→ **About this exercise**
A single figure is the whole answer: the number of lines in the entries that contain "Erdoğan".

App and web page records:
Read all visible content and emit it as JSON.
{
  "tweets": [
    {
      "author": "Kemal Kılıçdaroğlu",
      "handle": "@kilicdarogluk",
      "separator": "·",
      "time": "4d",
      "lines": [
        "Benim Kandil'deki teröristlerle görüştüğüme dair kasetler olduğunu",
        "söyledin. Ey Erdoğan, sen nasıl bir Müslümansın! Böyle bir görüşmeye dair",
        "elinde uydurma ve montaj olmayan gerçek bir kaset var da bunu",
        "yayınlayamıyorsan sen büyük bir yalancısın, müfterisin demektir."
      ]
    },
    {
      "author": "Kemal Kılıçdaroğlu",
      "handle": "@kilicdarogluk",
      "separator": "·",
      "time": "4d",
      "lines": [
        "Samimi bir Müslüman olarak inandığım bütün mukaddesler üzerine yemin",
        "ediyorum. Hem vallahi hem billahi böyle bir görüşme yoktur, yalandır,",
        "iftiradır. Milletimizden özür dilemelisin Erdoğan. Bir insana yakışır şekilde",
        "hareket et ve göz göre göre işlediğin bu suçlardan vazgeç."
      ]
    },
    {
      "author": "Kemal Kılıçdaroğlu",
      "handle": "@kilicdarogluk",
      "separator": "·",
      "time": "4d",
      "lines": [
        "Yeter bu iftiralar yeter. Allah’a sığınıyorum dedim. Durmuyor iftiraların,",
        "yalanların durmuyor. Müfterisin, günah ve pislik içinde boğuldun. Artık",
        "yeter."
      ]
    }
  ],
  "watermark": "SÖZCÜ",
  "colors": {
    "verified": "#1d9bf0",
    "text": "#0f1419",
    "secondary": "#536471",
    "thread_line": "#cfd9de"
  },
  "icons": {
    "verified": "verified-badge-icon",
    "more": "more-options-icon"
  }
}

→ **Task answer**
2